A WAY OUT
A co-operative crime drama from the maker of Brothers: A Tale Of Two Sons
Here at OXM, we like to think we’re pretty tough customers. Art editor Warren, for instance, once opted for the ‘medium’ peri-peri sauce at Nando’s (they’d run out of mild). Editor Stephen, meanwhile, once drank a beer straight from the can while wearing a leather jacket. The bubbles played havoc with his digestion for days afterwards. And then there’s deputy editor Dani, who was convicted of manslaughter in ‘95.
But all of those antics pale in comparison to the actions of Vincent and Leo, stars of the co-operative criminal caper that is AWayOut. This motley pair start the game in the big house—prison, that is, not Downton Abbey—and set about mounting their daring escape, before fleeing across the country.
It’s an unusual premise that’s made even more interesting by one very simple restriction: AWayOut can only be played by two people co-operating either online or in the same room. This isn’t a single-player romp with a co-op multiplayer mode bolted on the side— it’s a game all about the pleasures and pitfalls of working with a partner.
AWayOut’s narrative concerns what happens when self-sufficient hard nuts have to place their trust entirely in another person.
At a behind-closed-doors demo at E3, AWayOut’s writer and director Josef Fares introduces us to the game with a scene set in a ramshackle gas station. Leo and Vincent are there to rob the place, but both characters have very different ideas about how best to motivate a stubborn clerk or handle a crowd of panicked bystanders. That said, neither of these men are psycho-killers. At one point we try to gun down a fleeing witness, but Leo fires a warning shot into the air instead. “If you want to shoot people in the head, go play Grand
TheftAutoV,” Fares suggests. The great challenge for Hazelight, of course, will be whether the small studio can produce an entire game composed of these unique, bespoke sequences while maintaining a consistently high quality bar. They say that variety is the spice of life, but that’s only a positive if the spice is a fiery spoonful of smoked paprika or a nutty pinch of cumin. No one wants ground coriander to be the spice of life, because that would be terrible. Hazelight’s challenge will be to produce a coriander-free game.

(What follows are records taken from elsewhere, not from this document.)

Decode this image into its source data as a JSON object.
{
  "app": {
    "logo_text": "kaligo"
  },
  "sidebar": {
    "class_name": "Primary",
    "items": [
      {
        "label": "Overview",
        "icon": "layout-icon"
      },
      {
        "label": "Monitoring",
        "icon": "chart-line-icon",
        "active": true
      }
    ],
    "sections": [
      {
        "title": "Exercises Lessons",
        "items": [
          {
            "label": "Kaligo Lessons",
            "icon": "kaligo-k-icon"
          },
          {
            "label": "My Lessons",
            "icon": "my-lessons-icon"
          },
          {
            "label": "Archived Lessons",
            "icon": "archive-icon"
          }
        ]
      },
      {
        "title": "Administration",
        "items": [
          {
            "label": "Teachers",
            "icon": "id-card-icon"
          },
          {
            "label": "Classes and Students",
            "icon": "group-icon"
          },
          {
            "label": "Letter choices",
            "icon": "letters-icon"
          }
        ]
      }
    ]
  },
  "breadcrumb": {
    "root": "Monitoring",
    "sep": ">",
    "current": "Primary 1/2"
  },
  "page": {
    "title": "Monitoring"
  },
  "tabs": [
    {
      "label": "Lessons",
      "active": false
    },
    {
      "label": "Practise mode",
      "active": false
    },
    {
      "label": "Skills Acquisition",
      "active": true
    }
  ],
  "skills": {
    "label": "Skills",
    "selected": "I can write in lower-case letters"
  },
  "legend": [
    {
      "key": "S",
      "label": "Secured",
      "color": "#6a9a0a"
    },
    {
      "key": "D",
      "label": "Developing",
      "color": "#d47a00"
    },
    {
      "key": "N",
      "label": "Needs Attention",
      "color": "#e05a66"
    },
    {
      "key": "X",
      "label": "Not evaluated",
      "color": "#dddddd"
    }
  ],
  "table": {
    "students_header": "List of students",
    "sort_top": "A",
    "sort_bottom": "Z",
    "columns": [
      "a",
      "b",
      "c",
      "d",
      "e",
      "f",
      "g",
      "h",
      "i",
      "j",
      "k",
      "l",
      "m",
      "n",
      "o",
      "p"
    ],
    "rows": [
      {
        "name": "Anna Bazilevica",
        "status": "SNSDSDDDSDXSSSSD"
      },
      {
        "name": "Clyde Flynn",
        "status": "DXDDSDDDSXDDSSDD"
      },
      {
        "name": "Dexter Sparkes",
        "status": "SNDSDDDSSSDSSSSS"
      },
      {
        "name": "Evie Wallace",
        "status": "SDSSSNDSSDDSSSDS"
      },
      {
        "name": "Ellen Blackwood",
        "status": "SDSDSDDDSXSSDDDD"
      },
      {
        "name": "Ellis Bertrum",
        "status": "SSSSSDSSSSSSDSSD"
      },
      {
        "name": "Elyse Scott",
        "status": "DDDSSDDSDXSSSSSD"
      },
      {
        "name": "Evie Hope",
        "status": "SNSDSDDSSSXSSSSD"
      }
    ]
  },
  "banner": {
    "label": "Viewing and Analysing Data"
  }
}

But if there’s one man with the necessary commitment to artistic vision to pull this off, it might just be Josef Fares. “Even if someone told me that I’d sell a lot more copies of the game by adding single-player, I wouldn’t do it,” he explains. “Because that’s simply not the vision.”
“It’s all about the pleasures and pitfalls of working with a partner”
Above Together, Leo and Vincent will engage in stealth escapes, melee fisticuffs, car chases, and shoot-outs.
below Every scene in A Way Out is different, with unique animations and often totally bespoke gameplay mechanics.